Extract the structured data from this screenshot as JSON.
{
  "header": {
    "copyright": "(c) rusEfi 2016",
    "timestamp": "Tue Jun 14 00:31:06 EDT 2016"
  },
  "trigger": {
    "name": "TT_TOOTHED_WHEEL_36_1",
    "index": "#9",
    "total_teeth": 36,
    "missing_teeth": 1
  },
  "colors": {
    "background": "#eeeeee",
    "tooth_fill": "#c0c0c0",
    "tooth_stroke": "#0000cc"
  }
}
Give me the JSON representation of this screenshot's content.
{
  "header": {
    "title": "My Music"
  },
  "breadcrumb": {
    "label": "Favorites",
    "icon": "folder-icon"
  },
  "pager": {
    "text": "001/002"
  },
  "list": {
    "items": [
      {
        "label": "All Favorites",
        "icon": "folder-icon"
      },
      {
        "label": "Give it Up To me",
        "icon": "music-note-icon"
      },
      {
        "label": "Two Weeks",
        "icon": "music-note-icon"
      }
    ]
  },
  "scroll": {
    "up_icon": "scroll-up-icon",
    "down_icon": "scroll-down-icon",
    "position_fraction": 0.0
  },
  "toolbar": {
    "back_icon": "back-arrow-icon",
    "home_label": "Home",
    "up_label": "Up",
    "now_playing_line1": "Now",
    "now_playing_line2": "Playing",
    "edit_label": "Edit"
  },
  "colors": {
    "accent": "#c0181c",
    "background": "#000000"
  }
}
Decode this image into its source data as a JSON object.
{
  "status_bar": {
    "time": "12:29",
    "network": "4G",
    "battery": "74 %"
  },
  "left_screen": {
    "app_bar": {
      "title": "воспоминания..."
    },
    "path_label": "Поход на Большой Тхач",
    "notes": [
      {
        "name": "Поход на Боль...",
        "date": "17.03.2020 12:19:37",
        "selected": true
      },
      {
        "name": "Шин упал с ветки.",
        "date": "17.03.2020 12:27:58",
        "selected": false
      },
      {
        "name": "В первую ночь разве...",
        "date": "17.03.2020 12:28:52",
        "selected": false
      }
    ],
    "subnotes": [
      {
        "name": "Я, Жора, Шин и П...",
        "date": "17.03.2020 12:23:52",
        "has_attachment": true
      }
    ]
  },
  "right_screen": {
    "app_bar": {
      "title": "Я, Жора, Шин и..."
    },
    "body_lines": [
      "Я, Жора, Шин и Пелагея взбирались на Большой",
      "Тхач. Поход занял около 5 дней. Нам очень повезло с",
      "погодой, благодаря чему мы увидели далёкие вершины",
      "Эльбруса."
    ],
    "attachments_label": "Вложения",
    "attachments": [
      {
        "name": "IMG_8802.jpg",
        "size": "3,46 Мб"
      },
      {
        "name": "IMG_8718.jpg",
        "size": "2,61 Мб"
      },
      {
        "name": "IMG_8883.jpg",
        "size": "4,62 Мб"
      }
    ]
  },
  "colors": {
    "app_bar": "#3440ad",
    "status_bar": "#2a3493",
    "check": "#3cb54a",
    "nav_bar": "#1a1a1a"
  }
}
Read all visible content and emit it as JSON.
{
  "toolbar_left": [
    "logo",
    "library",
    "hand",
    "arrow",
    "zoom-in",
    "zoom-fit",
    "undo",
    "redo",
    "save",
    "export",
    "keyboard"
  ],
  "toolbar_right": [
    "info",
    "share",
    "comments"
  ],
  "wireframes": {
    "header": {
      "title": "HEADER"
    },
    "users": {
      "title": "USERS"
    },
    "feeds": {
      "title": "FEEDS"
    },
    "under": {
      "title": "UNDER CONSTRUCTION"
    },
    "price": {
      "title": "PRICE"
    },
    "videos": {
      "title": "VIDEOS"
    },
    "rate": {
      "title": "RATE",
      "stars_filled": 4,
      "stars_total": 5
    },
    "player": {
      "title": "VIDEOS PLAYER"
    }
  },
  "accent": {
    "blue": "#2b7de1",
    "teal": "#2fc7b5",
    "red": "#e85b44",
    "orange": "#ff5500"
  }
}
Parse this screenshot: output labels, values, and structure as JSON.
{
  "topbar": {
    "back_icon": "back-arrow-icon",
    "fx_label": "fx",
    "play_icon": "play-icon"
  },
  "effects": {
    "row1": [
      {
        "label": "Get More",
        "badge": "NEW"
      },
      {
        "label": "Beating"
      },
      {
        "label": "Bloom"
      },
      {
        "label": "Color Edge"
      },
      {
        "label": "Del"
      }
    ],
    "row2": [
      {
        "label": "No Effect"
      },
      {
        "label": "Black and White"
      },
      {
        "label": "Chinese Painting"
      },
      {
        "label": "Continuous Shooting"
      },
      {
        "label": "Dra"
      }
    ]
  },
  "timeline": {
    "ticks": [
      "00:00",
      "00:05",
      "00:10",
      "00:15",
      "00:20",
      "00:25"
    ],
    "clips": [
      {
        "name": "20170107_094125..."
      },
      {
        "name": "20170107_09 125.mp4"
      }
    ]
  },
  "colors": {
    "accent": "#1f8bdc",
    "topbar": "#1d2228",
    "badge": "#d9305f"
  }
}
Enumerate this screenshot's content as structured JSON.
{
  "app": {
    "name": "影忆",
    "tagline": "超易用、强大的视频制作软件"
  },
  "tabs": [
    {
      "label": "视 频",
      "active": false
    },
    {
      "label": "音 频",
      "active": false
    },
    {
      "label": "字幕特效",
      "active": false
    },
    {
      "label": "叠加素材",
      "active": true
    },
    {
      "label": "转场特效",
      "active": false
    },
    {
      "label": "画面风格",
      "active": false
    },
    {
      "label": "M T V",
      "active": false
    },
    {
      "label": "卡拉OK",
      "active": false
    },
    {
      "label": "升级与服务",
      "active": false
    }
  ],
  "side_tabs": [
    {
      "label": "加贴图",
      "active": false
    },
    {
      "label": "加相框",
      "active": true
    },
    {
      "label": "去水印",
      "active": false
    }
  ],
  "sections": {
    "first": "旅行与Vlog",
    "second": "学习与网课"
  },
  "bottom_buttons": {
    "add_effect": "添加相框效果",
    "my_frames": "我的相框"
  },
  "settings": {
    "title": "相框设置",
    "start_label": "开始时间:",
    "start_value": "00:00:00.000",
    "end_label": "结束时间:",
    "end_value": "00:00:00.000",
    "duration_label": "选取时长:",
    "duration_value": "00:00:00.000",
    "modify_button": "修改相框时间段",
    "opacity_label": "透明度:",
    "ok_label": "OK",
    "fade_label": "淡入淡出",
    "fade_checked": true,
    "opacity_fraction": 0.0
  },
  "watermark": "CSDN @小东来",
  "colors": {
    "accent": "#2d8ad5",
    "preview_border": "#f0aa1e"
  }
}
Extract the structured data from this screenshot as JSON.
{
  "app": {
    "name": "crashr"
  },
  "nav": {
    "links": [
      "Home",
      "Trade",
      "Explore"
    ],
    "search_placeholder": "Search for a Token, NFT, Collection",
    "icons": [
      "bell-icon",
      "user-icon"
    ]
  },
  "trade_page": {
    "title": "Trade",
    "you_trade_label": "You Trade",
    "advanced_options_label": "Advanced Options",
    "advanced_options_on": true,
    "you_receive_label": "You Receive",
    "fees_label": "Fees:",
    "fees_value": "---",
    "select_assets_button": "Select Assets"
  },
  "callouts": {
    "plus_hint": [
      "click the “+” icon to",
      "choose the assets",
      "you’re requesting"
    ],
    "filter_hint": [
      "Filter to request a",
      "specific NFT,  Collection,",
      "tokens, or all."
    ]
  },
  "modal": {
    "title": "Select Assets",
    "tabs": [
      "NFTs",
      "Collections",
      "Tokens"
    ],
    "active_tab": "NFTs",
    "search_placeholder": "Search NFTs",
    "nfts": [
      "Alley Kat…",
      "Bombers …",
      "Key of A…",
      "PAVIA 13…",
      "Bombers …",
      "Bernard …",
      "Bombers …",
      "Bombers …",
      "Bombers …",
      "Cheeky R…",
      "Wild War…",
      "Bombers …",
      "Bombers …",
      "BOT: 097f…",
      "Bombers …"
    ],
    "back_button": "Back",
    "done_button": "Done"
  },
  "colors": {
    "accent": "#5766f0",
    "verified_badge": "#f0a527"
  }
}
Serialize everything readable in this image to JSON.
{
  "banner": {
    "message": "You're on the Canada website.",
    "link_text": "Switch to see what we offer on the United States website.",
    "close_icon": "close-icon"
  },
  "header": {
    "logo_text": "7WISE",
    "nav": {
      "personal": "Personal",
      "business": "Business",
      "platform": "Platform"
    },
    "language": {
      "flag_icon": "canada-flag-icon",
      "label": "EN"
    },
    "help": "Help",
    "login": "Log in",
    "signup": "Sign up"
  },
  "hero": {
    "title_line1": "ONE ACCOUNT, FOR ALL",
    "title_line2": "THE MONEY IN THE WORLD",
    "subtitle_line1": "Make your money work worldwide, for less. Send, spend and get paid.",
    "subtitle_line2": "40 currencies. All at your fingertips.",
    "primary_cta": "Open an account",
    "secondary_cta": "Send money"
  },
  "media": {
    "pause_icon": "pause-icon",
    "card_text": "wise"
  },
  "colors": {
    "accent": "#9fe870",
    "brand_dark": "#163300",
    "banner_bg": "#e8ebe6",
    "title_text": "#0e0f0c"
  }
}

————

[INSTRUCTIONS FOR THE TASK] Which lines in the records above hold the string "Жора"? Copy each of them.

[TASK SOLUTION]
        "name": "Я, Жора, Шин и П...",
      "title": "Я, Жора, Шин и..."
      "Я, Жора, Шин и Пелагея взбирались на Большой",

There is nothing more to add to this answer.